There is a lot of misinformation surrounding bats. They are feared as blood-sucking flying terrors out to attack you. Their association with vampires in stories doesn’t help clear up any of these misconceptions either.
If you see a bat flying around your yard at night, should you be concerned? Or might bats really be a secret ally, a creature you actually want to encourage to stay in your yard?
So what is the truth about bats? What are the actual myths concerning them and what rumors are actually partially true? And under what circumstances might they prove to be a problem and what can you do about it?
Did you know that of the 1,100 species of bats in the world, only 3 kinds of bats actually consume blood? One of those species feeds on cattle blood and the other two on birds. And none of these species is found in North America, but are in Central and South America. Technically even these “bloodsucking” bats don’t actually suck blood. They puncture their prey’s skin with their little teeth and then lap up the blood. And even then, they only lap up about a teaspoon’s worth if that.
Another common concern regarding bats is the threat of rabies. It is a valid concern since bats can transmit rabies, but the percentage of bats that have rabies is less than 1%. As with any wild animal, you should not handle it or touch it if you should find one, but it is unlikely that most bats will have rabies.
“Blind as a bat” doesn’t really hold up it turns out. Bats can see just fine, not in color or very good definition, but they aren’t blind. In fact, they actually have pretty good night vision, being able to see in what many would perceive as pitch-black conditions.

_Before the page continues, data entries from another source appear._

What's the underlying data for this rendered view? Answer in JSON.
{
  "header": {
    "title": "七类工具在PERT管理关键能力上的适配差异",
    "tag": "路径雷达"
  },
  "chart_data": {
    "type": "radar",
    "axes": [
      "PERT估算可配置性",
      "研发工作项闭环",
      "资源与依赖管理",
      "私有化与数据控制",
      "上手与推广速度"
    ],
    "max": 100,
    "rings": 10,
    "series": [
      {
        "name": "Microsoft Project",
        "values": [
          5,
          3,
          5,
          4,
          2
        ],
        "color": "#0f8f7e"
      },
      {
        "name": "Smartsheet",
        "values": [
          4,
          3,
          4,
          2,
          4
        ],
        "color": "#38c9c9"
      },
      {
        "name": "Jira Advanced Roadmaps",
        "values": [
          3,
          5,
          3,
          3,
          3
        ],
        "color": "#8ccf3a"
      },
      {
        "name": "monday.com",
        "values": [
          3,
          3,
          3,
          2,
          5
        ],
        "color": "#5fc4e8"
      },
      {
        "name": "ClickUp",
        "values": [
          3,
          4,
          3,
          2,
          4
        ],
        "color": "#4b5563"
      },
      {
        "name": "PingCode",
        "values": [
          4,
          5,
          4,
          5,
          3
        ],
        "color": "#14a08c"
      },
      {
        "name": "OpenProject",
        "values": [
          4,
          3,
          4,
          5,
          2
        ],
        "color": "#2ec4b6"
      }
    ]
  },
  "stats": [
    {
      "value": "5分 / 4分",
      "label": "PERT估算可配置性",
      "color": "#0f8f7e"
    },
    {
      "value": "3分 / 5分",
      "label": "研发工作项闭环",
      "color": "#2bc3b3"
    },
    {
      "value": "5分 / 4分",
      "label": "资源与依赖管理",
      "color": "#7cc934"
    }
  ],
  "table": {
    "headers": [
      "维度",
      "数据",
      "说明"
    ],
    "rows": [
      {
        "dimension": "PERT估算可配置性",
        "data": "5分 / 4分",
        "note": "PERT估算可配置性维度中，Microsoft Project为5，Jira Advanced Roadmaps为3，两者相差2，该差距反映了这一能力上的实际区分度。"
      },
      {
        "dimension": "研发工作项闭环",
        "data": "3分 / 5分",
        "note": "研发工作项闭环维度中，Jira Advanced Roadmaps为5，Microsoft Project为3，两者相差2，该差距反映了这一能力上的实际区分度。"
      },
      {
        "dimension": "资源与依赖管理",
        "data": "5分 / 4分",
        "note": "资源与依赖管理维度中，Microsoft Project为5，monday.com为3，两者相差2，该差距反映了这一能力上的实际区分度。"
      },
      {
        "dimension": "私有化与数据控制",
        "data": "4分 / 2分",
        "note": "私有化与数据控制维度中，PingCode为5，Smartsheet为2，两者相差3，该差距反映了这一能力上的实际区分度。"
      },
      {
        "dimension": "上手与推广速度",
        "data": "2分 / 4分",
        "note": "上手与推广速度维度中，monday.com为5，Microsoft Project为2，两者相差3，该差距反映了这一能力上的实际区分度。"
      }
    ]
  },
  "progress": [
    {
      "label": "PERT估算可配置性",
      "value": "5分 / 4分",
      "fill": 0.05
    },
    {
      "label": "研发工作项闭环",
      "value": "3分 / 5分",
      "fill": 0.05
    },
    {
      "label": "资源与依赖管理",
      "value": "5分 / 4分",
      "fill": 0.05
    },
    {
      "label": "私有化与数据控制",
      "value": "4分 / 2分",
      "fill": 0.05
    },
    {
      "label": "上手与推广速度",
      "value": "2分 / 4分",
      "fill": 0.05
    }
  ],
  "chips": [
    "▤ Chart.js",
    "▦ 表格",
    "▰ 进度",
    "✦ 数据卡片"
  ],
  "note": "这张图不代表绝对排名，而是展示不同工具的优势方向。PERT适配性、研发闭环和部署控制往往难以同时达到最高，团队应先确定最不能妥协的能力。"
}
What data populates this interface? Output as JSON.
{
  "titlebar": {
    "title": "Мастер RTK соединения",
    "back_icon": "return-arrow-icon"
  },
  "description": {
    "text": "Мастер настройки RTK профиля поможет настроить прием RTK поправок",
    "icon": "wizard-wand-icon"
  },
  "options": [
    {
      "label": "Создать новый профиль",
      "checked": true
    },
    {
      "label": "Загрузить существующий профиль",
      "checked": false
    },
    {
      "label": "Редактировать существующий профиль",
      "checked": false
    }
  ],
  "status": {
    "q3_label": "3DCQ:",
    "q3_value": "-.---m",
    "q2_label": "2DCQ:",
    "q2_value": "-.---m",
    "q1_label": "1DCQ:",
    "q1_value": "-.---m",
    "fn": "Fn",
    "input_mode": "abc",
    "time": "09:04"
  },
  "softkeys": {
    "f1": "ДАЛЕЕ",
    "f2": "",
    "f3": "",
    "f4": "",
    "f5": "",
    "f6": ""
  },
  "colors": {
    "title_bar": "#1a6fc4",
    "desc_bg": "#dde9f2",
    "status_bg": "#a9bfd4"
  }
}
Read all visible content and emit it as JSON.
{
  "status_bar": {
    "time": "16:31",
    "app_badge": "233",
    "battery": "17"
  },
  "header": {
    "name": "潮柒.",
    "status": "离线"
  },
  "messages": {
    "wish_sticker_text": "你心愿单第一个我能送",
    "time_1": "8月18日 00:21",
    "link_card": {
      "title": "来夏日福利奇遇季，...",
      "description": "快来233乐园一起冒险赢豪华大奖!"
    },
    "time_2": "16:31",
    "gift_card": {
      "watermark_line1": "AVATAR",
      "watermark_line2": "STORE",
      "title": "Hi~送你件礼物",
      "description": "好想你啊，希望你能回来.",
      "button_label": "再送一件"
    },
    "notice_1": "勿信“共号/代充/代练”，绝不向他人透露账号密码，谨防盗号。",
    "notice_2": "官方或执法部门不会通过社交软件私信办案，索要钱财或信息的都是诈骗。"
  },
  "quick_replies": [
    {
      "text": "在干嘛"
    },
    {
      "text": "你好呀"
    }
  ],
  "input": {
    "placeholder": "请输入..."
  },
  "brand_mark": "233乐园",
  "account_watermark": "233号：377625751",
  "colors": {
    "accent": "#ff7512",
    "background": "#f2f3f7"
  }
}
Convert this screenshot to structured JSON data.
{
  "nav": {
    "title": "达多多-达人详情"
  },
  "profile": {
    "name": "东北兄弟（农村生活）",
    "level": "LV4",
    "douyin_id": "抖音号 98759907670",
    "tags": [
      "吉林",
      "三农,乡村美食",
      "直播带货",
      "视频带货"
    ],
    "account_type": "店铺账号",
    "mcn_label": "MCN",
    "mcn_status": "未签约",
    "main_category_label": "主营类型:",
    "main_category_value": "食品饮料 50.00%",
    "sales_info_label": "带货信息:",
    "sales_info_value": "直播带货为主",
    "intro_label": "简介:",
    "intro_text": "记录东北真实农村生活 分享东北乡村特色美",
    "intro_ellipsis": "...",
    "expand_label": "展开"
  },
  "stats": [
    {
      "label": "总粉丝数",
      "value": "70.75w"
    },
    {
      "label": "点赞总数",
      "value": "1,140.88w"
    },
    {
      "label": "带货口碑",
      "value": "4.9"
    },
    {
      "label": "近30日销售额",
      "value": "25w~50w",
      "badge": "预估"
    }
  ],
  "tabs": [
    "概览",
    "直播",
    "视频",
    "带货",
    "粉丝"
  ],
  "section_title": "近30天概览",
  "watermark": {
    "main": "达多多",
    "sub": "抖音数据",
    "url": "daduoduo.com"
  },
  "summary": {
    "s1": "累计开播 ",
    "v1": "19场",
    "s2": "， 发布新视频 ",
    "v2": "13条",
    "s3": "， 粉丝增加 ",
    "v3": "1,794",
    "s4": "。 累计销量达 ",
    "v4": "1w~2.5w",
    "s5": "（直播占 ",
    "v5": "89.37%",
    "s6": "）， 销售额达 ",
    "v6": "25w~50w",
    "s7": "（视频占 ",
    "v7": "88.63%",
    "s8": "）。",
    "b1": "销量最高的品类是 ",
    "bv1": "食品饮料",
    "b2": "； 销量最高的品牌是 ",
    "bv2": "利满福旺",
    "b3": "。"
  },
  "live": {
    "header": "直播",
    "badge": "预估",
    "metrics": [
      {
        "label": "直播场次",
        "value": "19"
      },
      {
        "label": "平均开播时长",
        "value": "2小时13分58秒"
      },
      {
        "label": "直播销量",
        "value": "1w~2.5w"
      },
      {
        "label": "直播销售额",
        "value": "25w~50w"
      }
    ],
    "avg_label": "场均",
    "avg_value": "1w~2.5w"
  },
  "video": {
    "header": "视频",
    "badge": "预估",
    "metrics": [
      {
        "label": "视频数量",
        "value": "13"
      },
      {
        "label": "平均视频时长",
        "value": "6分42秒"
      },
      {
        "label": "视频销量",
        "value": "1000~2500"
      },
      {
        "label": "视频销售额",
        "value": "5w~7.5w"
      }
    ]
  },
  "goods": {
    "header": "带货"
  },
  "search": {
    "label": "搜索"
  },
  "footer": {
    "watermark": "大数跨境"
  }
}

They use their famed echolocation to find, target, and catch insects in flight which is perhaps where the myth about blindness was started, but the truth is only baby bats are blind.
Bats don’t attack humans except in self-defense or fear. They are more than happy to leave you alone and are more likely to flee from you than attack you. If a bat were to become trapped in your home somehow, opening a few doors or windows after letting the bat know of your presence will usually be enough to encourage the bat to leave without having to catch it. Bats will try to bite you if you attempt to catch or handle them and they feel they have no way to escape.
The only other reasons a bat might become aggressive would be in the rare case that the bat had rabies. Even then bats aren’t particularly violent, but they may act unusual and this can include uncharacteristic attacking.
Most bats primarily eat insects. Some eat fruit too, but for the most part, bats consume thousands and thousands of insects for their diet. And this is where we begin to see the benefit of having bats around. A single bat can eat between 600 and 1,000 mosquitoes an hour. Not only mosquitoes though, but bats also eat all kinds of flying insects that could be harmful to you or destructive to your yard.
Lastly, bat droppings, called guano, are considered quite a nice fertilizer. Because of this, having a few bats around could really help the overall health of your yard and gardens. You will want to be careful handling the droppings, as you would with any manure-based fertilizer since it can carry disease and bacteria that would be harmful to humans.
So overall bats are good and beneficial creatures to have around. But when might it be a problem? When might it be necessary to have bats removed?
-If you notice a bat acting strangely, active during the day, or seemingly unafraid of humans, it could be rabid and in such a case you should call animal control services to come to take care of it before it bites anything.
-If you have bats in your house, like an attic space or garage, you will want to encourage them to move out since it is not sanitary to have bats inside. Rodent control and prevention companies are adept at knowing how to humanely move bats out of residential and commercial buildings and know what preventative measures to take to keep them out in the future.
-Another complication that may arise due to the presence of bats are allergies related to the bat droppings. This is especially true of people with asthma, the elderly, children, and the immune-compromised. This is usually a problem that occurs when the bats are inside and can be remedied by getting them out.
So what should you do about bats? The short answer is to leave them be. If they aren’t in your house they don’t pose a risk to you or your family and their presence in your yard can actually bring many benefits.
If you find a bat acting strangely, call animal control to come to check it out. Don’t touch it or move it in the meantime.
If you find bats in your attic or garage consider calling a pest control service to help you move them out. You will then want to make sure you find all possible entry points and seal them off so that the bats can’t return.
You may also want to consider investing in a bat box so that your bats have a home all of their own. This will not only encourage existing bats to stay out of your house but may also attract more bats, bringing more benefits with them.
Turns out bats are pretty helpful little creatures. These flying mammals are pretty harmless to humans and will eat a significant number of insects every night, insects that often carry diseases themselves. Their droppings make a good fertilizer for your gardens and grasses, and bats are unlikely to ever bother you so long as you don’t try to catch to touch them.
So let the bats swoop and fly through the evening sky. They are your friends and allies and you have nothing to fear from them.